--- RECORDS TO PROCESS Enclosed Below ---
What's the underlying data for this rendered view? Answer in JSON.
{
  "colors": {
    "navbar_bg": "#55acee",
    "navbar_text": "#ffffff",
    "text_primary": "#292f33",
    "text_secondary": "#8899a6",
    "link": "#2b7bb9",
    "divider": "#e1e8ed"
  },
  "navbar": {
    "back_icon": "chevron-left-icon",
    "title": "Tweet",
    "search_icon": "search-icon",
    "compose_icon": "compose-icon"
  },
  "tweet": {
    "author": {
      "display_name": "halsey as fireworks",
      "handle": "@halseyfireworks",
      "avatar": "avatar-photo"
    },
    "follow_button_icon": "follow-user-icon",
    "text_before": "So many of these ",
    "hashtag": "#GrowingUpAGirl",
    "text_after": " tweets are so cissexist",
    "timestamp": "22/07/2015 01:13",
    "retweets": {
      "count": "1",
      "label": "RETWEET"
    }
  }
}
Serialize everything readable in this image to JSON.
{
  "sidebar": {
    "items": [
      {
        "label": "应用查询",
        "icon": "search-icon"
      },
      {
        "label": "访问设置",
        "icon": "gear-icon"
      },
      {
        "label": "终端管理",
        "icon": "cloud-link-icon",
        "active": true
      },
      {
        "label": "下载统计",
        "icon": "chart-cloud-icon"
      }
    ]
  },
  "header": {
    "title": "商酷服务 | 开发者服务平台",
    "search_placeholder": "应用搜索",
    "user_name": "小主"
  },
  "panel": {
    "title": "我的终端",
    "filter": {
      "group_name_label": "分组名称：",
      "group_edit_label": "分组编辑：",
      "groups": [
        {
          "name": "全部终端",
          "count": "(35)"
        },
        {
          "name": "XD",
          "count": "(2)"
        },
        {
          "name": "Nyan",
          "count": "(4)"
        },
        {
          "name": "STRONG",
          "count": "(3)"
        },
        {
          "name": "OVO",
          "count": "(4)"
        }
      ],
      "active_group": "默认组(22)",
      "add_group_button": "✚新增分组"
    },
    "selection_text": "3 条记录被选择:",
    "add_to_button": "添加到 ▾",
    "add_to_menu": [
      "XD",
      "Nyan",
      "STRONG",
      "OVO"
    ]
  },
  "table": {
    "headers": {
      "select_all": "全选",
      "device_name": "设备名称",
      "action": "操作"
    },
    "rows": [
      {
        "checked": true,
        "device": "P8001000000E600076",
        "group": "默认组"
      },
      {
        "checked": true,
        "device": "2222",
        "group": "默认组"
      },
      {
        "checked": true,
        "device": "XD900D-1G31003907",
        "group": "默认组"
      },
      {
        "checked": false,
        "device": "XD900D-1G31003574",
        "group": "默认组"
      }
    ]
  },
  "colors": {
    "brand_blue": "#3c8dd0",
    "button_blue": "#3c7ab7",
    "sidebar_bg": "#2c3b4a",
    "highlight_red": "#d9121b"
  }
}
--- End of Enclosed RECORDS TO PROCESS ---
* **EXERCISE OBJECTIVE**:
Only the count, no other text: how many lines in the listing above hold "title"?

* **RESULT OF THIS EXERCISE**:
3